→ **TASK INSTRUCTIONS**: The answer must consist of each line below that holds the word "data", copied as it stands.

→ **RECORDS TO PROCESS**:
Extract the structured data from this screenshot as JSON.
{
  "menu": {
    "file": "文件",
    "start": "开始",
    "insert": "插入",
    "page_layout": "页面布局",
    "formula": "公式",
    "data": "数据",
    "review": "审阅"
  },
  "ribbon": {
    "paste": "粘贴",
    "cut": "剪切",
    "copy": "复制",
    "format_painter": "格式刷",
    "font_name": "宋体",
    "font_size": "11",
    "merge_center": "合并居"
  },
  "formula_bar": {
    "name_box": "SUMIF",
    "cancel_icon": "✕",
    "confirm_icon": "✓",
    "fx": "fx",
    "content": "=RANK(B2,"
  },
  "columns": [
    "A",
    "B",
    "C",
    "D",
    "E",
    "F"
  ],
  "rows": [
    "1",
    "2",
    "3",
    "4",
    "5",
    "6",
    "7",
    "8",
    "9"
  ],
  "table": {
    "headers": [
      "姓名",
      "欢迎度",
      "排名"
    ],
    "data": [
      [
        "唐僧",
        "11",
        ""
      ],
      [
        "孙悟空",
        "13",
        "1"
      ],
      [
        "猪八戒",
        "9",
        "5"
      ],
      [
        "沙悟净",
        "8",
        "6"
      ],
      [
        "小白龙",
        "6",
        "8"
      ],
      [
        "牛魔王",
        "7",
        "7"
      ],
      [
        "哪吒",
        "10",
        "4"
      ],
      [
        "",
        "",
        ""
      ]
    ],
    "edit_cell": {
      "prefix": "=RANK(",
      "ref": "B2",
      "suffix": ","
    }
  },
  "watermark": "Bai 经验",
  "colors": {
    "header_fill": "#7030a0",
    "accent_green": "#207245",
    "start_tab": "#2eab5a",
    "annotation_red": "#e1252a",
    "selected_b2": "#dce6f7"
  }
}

→ **EXERCISE ANSWER**:
Extract the structured data from this screenshot as JSON.
    "data": "数据",
    "data": [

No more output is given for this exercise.